In addition, at the administrative level, if a different person is in charge of each protocol based community, that person is likely to become skilled at the setup more quickly than if they have to learn to set up four or five different protocols. They should also be capable of making better internal documentation on the procedure. Over time, that can help to reduce the amount of time it takes to get a new partner set up.
Similar to the company internal vs. company external distinction, if your SFG is used by multiple divisions of the company and you need to keep files related to different divisions separate, using some communities based on company divisions may assist with that. It will definitely not be the only requirement, though.
Some customers have found it advantageous to separate external partners who are their customers from external partners who are their suppliers by putting them in separate communities.
Some customers have put their key trading partners and/or trading partners for whom the timing and/or order of file routing is critical in a separate community and then assign someone to keep special watch on files from or to partners in that community.
Many customer have a designated test community used for general planning and testing of new protocols and partners that are not real trading partners. If you have a community named "FOR_TESTING_ONLY", that is a pretty clear sign that there is no need to worry that making a mistake with a partner in that community will affect a real trading partner.
Depending on your business needs, you may want to combine multiple different types of community segregation, e.g. have a community that is for external partners that do business with your accounting division, and are listening consumers whom you connect to via the FTPS protocol. That level of granulation is not for everybody, but if you have enough partners on your system, it may be useful.

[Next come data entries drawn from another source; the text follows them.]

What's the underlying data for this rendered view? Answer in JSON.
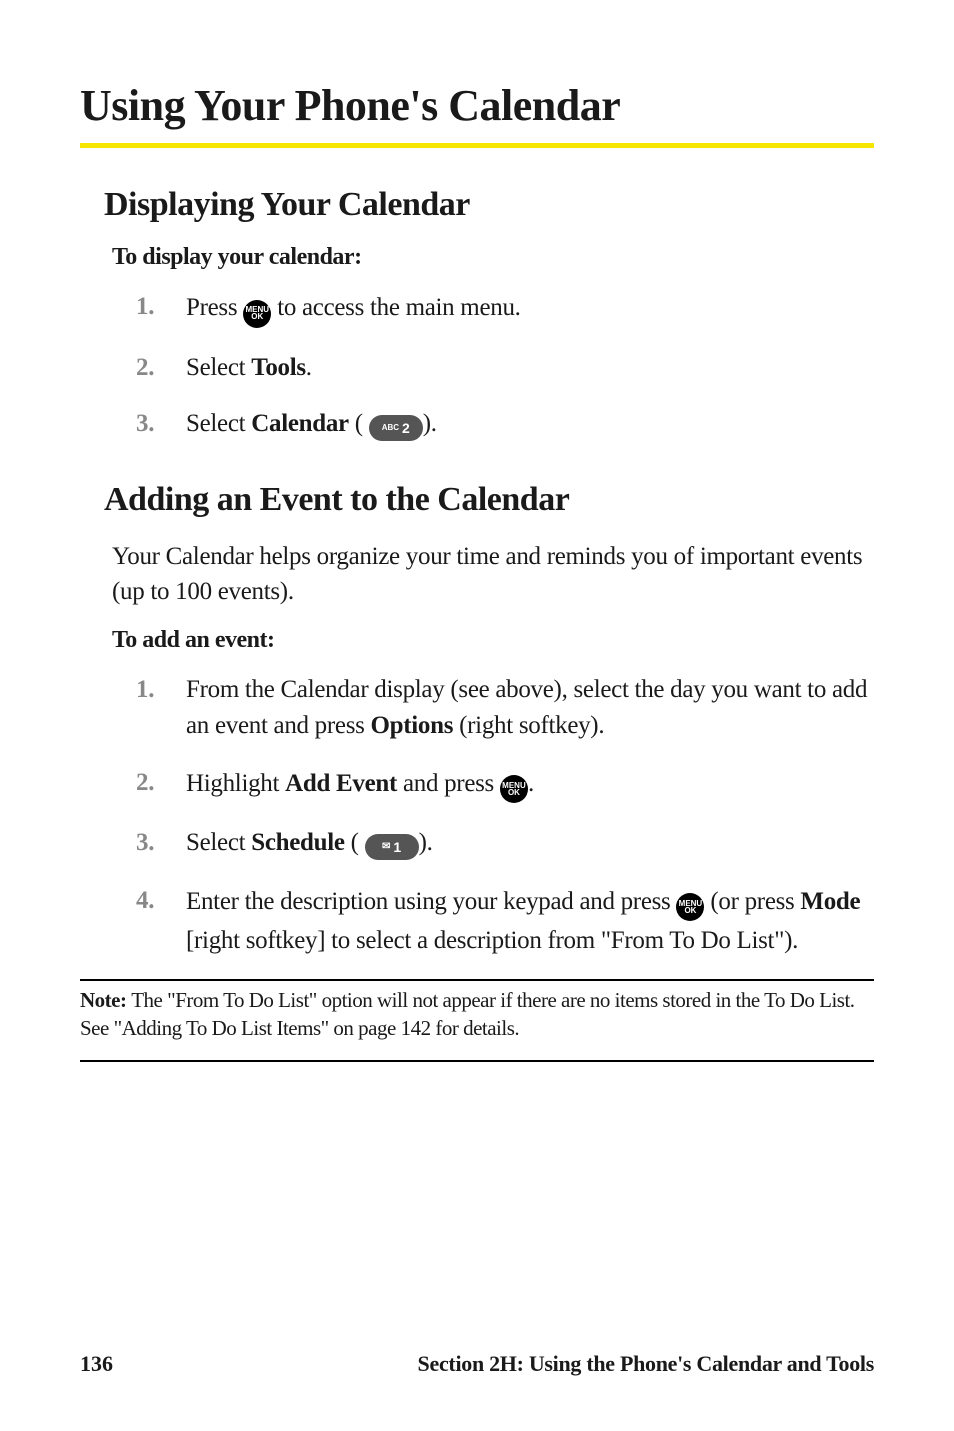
{
  "title": "Using Your Phone's Calendar",
  "sections": {
    "display": {
      "heading": "Displaying Your Calendar",
      "lead": "To display your calendar:",
      "steps": {
        "s1": {
          "num": "1.",
          "pre": "Press ",
          "post": " to access the main menu."
        },
        "s2": {
          "num": "2.",
          "pre": "Select ",
          "bold": "Tools",
          "post": "."
        },
        "s3": {
          "num": "3.",
          "pre": "Select ",
          "bold": "Calendar",
          "paren_open": " (",
          "paren_close": ")."
        }
      }
    },
    "add": {
      "heading": "Adding an Event to the Calendar",
      "intro": "Your Calendar helps organize your time and reminds you of important events (up to 100 events).",
      "lead": "To add an event:",
      "steps": {
        "s1": {
          "num": "1.",
          "pre": "From the Calendar display (see above), select the day you want to add an event and press ",
          "bold": "Options",
          "post": " (right softkey)."
        },
        "s2": {
          "num": "2.",
          "pre": "Highlight ",
          "bold": "Add Event",
          "mid": " and press ",
          "post": "."
        },
        "s3": {
          "num": "3.",
          "pre": "Select ",
          "bold": "Schedule",
          "paren_open": " (",
          "paren_close": ")."
        },
        "s4": {
          "num": "4.",
          "pre": "Enter the description using your keypad and press ",
          "mid": " (or press ",
          "bold": "Mode",
          "post": " [right softkey] to select a description from \"From To Do List\")."
        }
      }
    }
  },
  "note": {
    "label": "Note: ",
    "text": "The \"From To Do List\" option will not appear if there are no items stored in the To Do List. See \"Adding To Do List Items\" on page 142 for details."
  },
  "icons": {
    "menu_ok": {
      "l1": "MENU",
      "l2": "OK"
    },
    "abc2": {
      "sub": "ABC",
      "big": "2"
    },
    "env1": {
      "env": "✉",
      "big": "1"
    }
  },
  "footer": {
    "page": "136",
    "section": "Section 2H: Using the Phone's Calendar and Tools"
  }
}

Another consideration when it comes to creating communities has to do with SFG migration. Even if you are brand new to SFG, it is likely that at some point you will need to migrate to a different server. Migration is done one community at a time. The larger and more diverse a community is, the more scope there is for problems to pop up during the migration process and the greater the number of partners affected may be. If you have say, 20,000 partners, you should not put all of them in a single community even if potential migration issues is the only reason for that.

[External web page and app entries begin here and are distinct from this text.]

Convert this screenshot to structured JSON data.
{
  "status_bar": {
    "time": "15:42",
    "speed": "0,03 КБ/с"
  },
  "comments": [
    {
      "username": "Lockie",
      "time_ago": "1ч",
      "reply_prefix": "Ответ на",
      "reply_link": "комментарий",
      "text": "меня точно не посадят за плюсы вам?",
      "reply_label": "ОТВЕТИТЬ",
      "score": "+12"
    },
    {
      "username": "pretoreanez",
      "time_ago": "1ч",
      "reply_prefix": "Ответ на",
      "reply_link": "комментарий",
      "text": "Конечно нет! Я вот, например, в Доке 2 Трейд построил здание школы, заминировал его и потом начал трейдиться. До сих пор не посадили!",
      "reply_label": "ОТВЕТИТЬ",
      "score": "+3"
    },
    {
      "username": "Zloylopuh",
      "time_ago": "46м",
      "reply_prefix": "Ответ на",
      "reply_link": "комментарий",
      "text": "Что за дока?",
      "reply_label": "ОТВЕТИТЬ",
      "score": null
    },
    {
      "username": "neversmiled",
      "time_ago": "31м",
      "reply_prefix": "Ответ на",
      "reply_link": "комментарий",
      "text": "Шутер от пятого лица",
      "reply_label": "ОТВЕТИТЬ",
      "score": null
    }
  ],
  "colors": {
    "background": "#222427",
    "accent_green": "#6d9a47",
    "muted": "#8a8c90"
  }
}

There could certainly be considerations as to how to organize your communities other than the few listed here. This is just intended to get you thinking about what the possibilities are. The important thing is to take the time to consider what your business needs are, not only at the moment, but down the road. It makes sense to consider how many SFG partners you plan to eventually have when making decisions about how to organize your communities at the start. That will contribute to setting up your SFG implementation in a way that helps keep things organized and working better as you move forward.